The US ambassador to Israel, Dan Shapiro, reiterated the White House’s commitment to the two-state solution, but did not directly address Israeli fears over diplomatic moves Obama could make seeking to cement his legacy on the peace process.
Washington remains “committed to advancing the goal of peace between Israel and its Arab neighbors, including a negotiated two-states-for-two-peoples solution to end Israeli-Palestinian conflict, which has been our shared priority for decades,” he said.
The status quo is “not sustainable,” Shapiro went on, “so there is urgency in finding ways to arrest the slide toward a binational reality, which threatens Israel’s future as a Jewish and democratic state, and help the parties find their way back to the path of negotiations toward a two-state solution to end the conflict.”
In light of the feud among Israeli ministers over how best to approach the Trump administration, Shapiro acknowledged that “in the midst of a political transition, it is understandable that emotions are strong and the air is filled with anticipation.”
But he said was confident that close bilateral ties — including Washington’s “leadership role in peacemaking” — would continue to define the relationship “for many years to come.”

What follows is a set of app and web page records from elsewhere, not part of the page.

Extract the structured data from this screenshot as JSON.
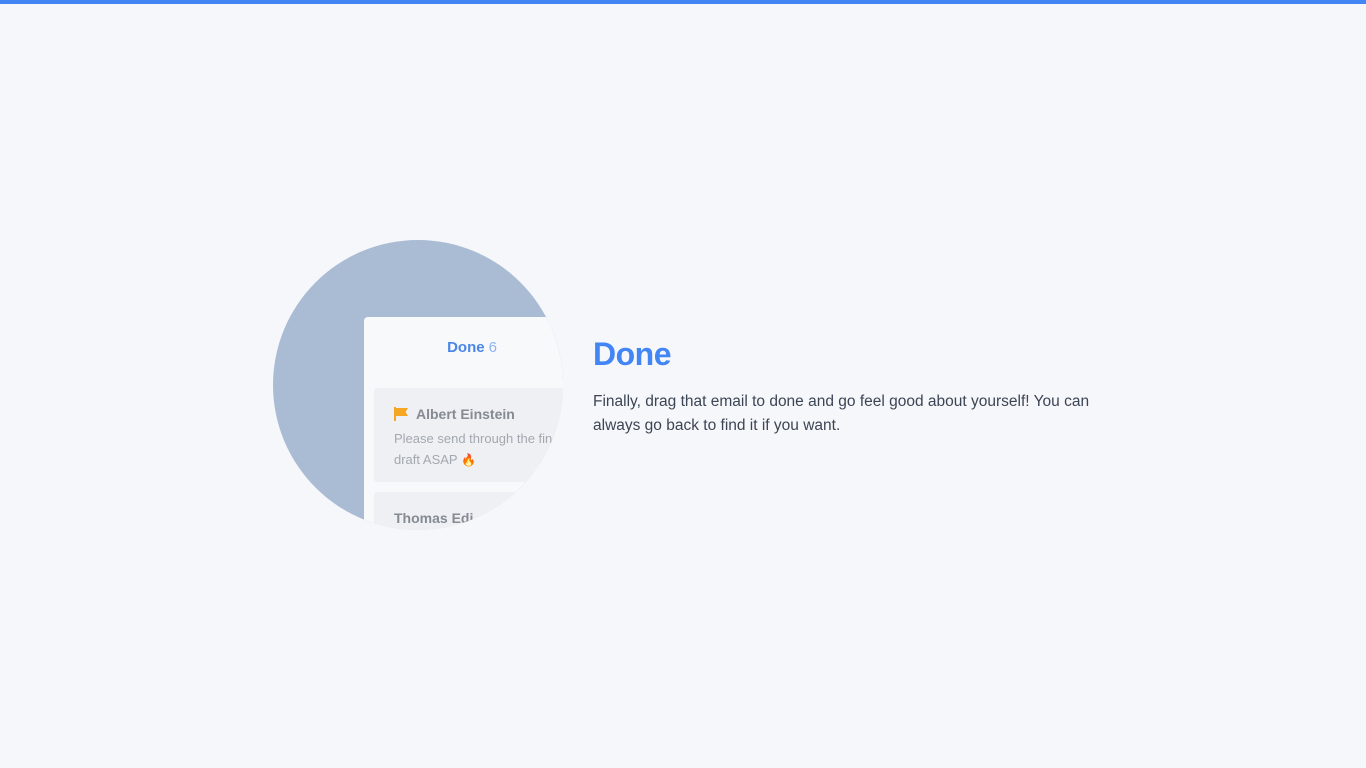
{
  "card": {
    "column_title": "Done",
    "column_count": "6",
    "emails": [
      {
        "sender": "Albert Einstein",
        "snippet": "Please send through the final draft ASAP",
        "icon": "flag-icon",
        "emoji": "🔥"
      },
      {
        "sender": "Thomas Edi"
      }
    ]
  },
  "content": {
    "title": "Done",
    "description": "Finally, drag that email to done and go feel good about yourself! You can always go back to find it if you want."
  },
  "colors": {
    "accent": "#4285f4",
    "circle": "#aabcd4",
    "flag": "#f5a623"
  }
}
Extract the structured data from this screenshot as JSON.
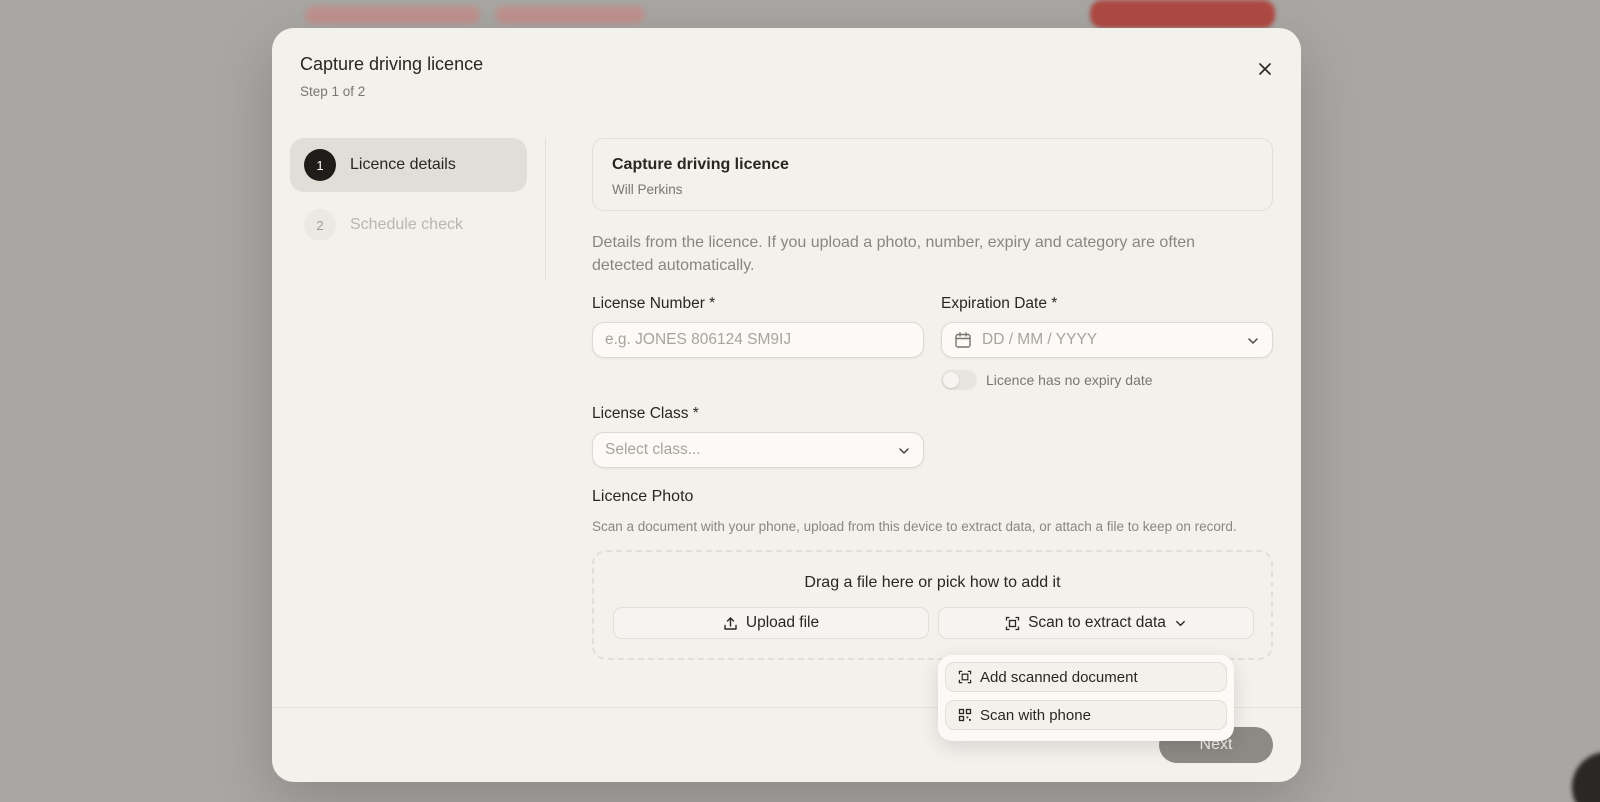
{
  "dialog": {
    "title": "Capture driving licence",
    "step_indicator": "Step 1 of 2"
  },
  "steps": [
    {
      "number": "1",
      "label": "Licence details",
      "state": "active"
    },
    {
      "number": "2",
      "label": "Schedule check",
      "state": "inactive"
    }
  ],
  "summary": {
    "title": "Capture driving licence",
    "person": "Will Perkins"
  },
  "description": "Details from the licence. If you upload a photo, number, expiry and category are often detected automatically.",
  "fields": {
    "license_number": {
      "label": "License Number *",
      "placeholder": "e.g. JONES 806124 SM9IJ"
    },
    "expiration_date": {
      "label": "Expiration Date *",
      "placeholder": "DD / MM / YYYY"
    },
    "no_expiry_toggle": {
      "label": "Licence has no expiry date",
      "checked": false
    },
    "license_class": {
      "label": "License Class *",
      "placeholder": "Select class..."
    }
  },
  "photo": {
    "title": "Licence Photo",
    "description": "Scan a document with your phone, upload from this device to extract data, or attach a file to keep on record.",
    "dropzone_text": "Drag a file here or pick how to add it",
    "upload_label": "Upload file",
    "scan_label": "Scan to extract data"
  },
  "scan_menu": {
    "items": [
      {
        "label": "Add scanned document",
        "icon": "scan-icon"
      },
      {
        "label": "Scan with phone",
        "icon": "qr-icon"
      }
    ]
  },
  "footer": {
    "next_label": "Next"
  },
  "colors": {
    "overlay": "#a9a7a3",
    "modal_bg": "#f3f1ec",
    "active_step_bg": "#e1ddd7",
    "primary_dark": "#1f1c19",
    "next_button_disabled": "#8d8a85"
  }
}
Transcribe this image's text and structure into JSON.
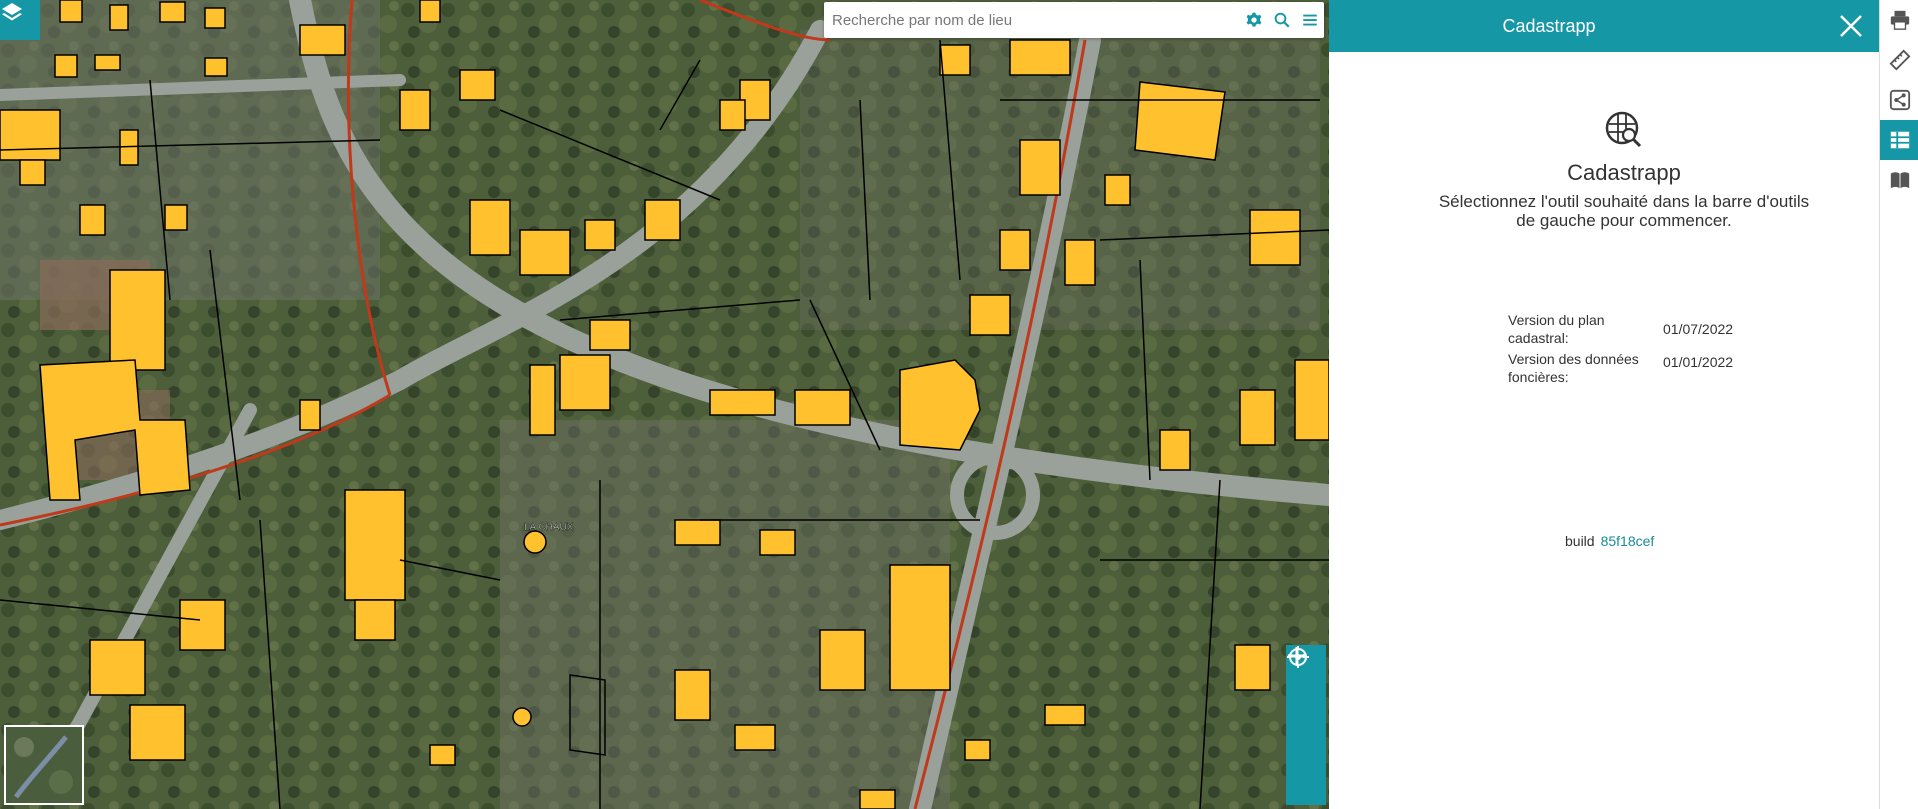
{
  "search": {
    "placeholder": "Recherche par nom de lieu"
  },
  "map": {
    "place_label": "LA CHAUX"
  },
  "panel": {
    "title": "Cadastrapp",
    "app_name": "Cadastrapp",
    "intro": "Sélectionnez l'outil souhaité dans la barre d'outils de gauche pour commencer.",
    "versions": [
      {
        "label": "Version du plan cadastral:",
        "value": "01/07/2022"
      },
      {
        "label": "Version des données foncières:",
        "value": "01/01/2022"
      }
    ],
    "build_label": "build",
    "build_value": "85f18cef"
  },
  "colors": {
    "accent": "#1697a6",
    "active": "#3d9e3f",
    "building": "#ffc12e",
    "road_red": "#c0391b"
  },
  "icons": {
    "layers": "layers-icon",
    "tools": [
      "expand-icon",
      "point-icon",
      "line-icon",
      "polygon-icon",
      "list-icon",
      "search-icon",
      "table-icon",
      "gear-icon",
      "help-icon"
    ],
    "map_controls": [
      "locate-icon",
      "zoom-in-icon",
      "zoom-out-icon",
      "more-icon"
    ],
    "right_bar": [
      "print-icon",
      "measure-icon",
      "share-icon",
      "table-icon",
      "book-icon"
    ]
  }
}
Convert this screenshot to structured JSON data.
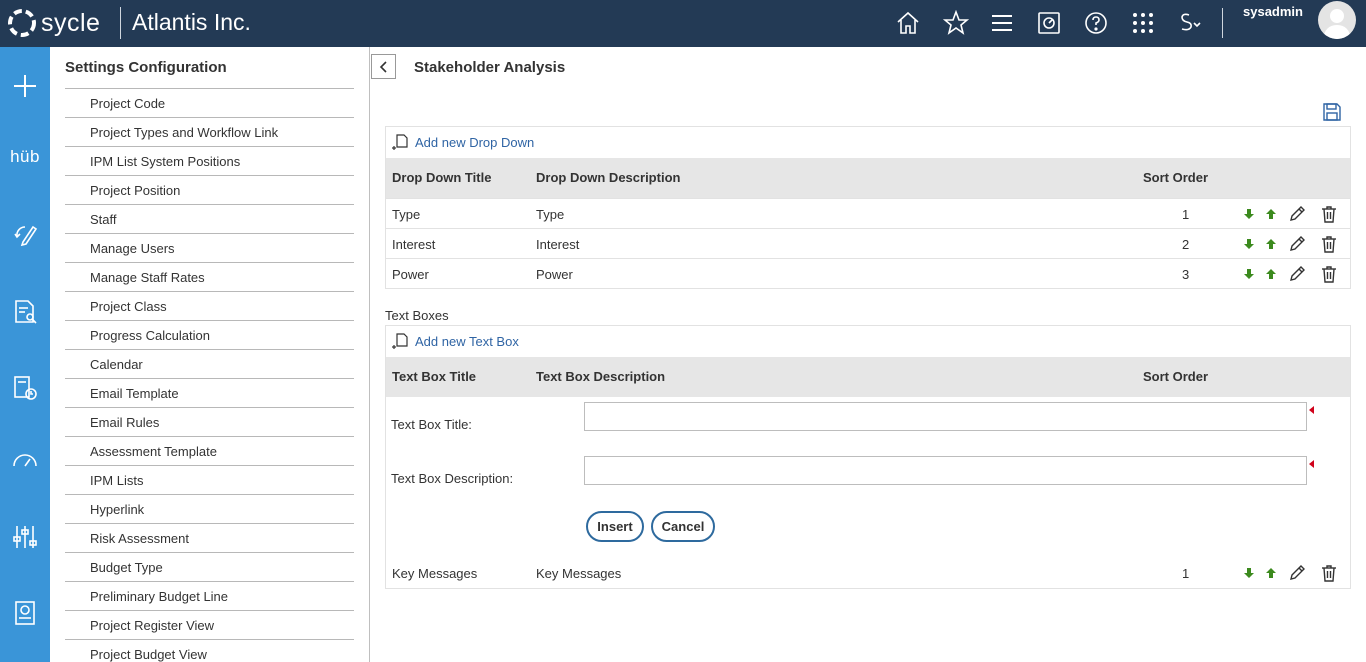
{
  "header": {
    "brand": "sycle",
    "company": "Atlantis Inc.",
    "username": "sysadmin",
    "icons": [
      "home-icon",
      "star-icon",
      "menu-icon",
      "dashboard-icon",
      "help-icon",
      "apps-grid-icon",
      "s-dropdown-icon"
    ],
    "s_menu_label": "S"
  },
  "rail": {
    "items": [
      "plus-icon",
      "hub",
      "refresh-edit-icon",
      "document-search-icon",
      "calculator-clock-icon",
      "gauge-icon",
      "sliders-icon",
      "report-icon"
    ],
    "hub_label": "hüb"
  },
  "settings": {
    "title": "Settings Configuration",
    "items": [
      "Project Code",
      "Project Types and Workflow Link",
      "IPM List System Positions",
      "Project Position",
      "Staff",
      "Manage Users",
      "Manage Staff Rates",
      "Project Class",
      "Progress Calculation",
      "Calendar",
      "Email Template",
      "Email Rules",
      "Assessment Template",
      "IPM Lists",
      "Hyperlink",
      "Risk Assessment",
      "Budget Type",
      "Preliminary Budget Line",
      "Project Register View",
      "Project Budget View"
    ]
  },
  "main": {
    "title": "Stakeholder Analysis",
    "dropdowns": {
      "add_label": "Add new Drop Down",
      "headers": {
        "title": "Drop Down Title",
        "description": "Drop Down Description",
        "sort": "Sort Order"
      },
      "rows": [
        {
          "title": "Type",
          "description": "Type",
          "sort": "1"
        },
        {
          "title": "Interest",
          "description": "Interest",
          "sort": "2"
        },
        {
          "title": "Power",
          "description": "Power",
          "sort": "3"
        }
      ]
    },
    "textboxes": {
      "section_label": "Text Boxes",
      "add_label": "Add new Text Box",
      "headers": {
        "title": "Text Box Title",
        "description": "Text Box Description",
        "sort": "Sort Order"
      },
      "form": {
        "title_label": "Text Box Title:",
        "title_value": "",
        "description_label": "Text Box Description:",
        "description_value": "",
        "insert_label": "Insert",
        "cancel_label": "Cancel"
      },
      "rows": [
        {
          "title": "Key Messages",
          "description": "Key Messages",
          "sort": "1"
        }
      ]
    }
  },
  "colors": {
    "topbar": "#233a55",
    "rail": "#3a95d8",
    "link": "#2f64a4",
    "arrow_green": "#3c8a1e",
    "required": "#d0021b"
  }
}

Netanyahu, in his 22-minute address to the conference, did not mention his ministers’ overtures to the incoming US administration. Rather, he spoke of his vision of Israel becoming a technology powerhouse sought after by the nations of the world, a process he argued made peace with the Palestinians more likely.
“I am supremely optimistic,” he declared. “In fact, I have never been more hopeful. I am hopeful about Israel. I am hopeful about our region. I am hopeful about peace.”
Israel’s relations with the Arab world are “rapidly changing,” the prime minister said, adding that more countries and people in the region no longer consider Israel an enemy but “an indispensable ally in our common battle against radical Islam.”
This change can be witnessed “not necessarily in formal government statements” but in blogs coming out of Arabic-speaking countries, Netanyahu said. “You see sparks of change.”
Previously it was thought that peace with the Palestinians would lead to an rapprochement with the Arab world, but now it seems more likely for the opposite to happen, Netanyahu said.
But Hazem Khairat, Egypt’s ambassador in Tel Aviv, said it was the other way around. Cairo, he said, remains committed to the peace with Israel, saying that 40 years ago, “probably very few people could have imagined the resilience” of the 1979 treaty.
Yet for those Israelis who wonder why the Israeli-Egyptian peace agreement “has not reached all the people on the street level in Egypt,” Khairat said, “my answer to them is that our peace would certainly be warmer and could reach far more people if we could solve the Israeli-Palestinian conflict through a just and comprehensive peace. A viable two-state solution is the only way that this conflict could be brought to an end is still available and possible.”
Palestinian statehood “remains one of the most pressing regional issues and must be prioritized,” he insisted.